President Trump has taken the first step in dismantling the Affordable Care Act (ACA, or Obamacare) by signing an Executive Order that gives federal agencies the authority to grant waivers, offer exemptions, and delay provisions if they lower costs.  The one-page document is somewhat vague and has failed to outline a specific action, so it is impossible to forecast the potential impact on those who rely on the program.  (Note that Americans who purchased insurance on the open market probably won’t experience any changes in 2017.)

It appears that one of the President’s objectives is to eliminate the individual mandate that requires most Americans to have health insurance or be subject to an IRS tax penalty. The theory behind the mandate was to require healthy persons to purchase insurance, which ultimately lowers the cost for everybody. Many experts believe eliminating this particular provision will increase the inflation rate associated with insurance premiums.

It will be interesting to see how the architects of the new program will address this cost-sharing issue.

Another available option for President Trump to undo the ACA is to not defend a pending lawsuit filed by the House of Representatives, which contends that the President does not have the authority to provide specific health-insurance subsidies.  Ignoring this suit would ostensibly dissolve the individual commercial insurance marketplace, but also leave millions of Americans without health insurance.

The President specifically stated that he expects a smooth transition from the ACA, so it is unlikely that he will take a course of action that could produce such a drastic outcome.  In fact, he recently announced that his team is in the process of completing the design of a replacement program that will insure more Americans while lowering the cost of insurance premiums.

Putting politics aside, the ACA has provided us with some attractive benefits, but glaring issues, such as health care inflation and the cost of prescription drugs, must still be addressed.  To that end, President Trump wants to allow Medicare and Medicaid to negotiate prescription-drug pricing, which may scale down the rising costs of drugs across the country.

Unfortunately, questions still remain. How many more Americans will be insured by the new program? What will be the cost of tax credits or subsidies?  And the billion-dollar question: how do we pay for all this?
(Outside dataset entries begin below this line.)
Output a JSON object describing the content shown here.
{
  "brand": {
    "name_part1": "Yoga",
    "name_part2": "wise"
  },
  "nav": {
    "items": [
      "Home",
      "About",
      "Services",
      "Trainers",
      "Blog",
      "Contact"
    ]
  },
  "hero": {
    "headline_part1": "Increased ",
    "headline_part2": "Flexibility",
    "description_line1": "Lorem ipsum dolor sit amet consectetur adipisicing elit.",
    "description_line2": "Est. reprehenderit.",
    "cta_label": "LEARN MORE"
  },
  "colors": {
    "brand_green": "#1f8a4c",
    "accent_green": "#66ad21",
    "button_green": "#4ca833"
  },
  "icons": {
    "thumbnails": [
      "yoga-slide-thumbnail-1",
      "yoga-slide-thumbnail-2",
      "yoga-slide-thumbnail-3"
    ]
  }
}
The system can clearly be improved, and the President appears more than motivated to do just that.  To measure if he succeeds, we have provided you with a set of knock-off sheets that will allow you to objectively compare and assess new program features and costs with the Affordable Care Act.

Click on the following link to access the knock off sheets: http://fileshar.es/Hn4w7JD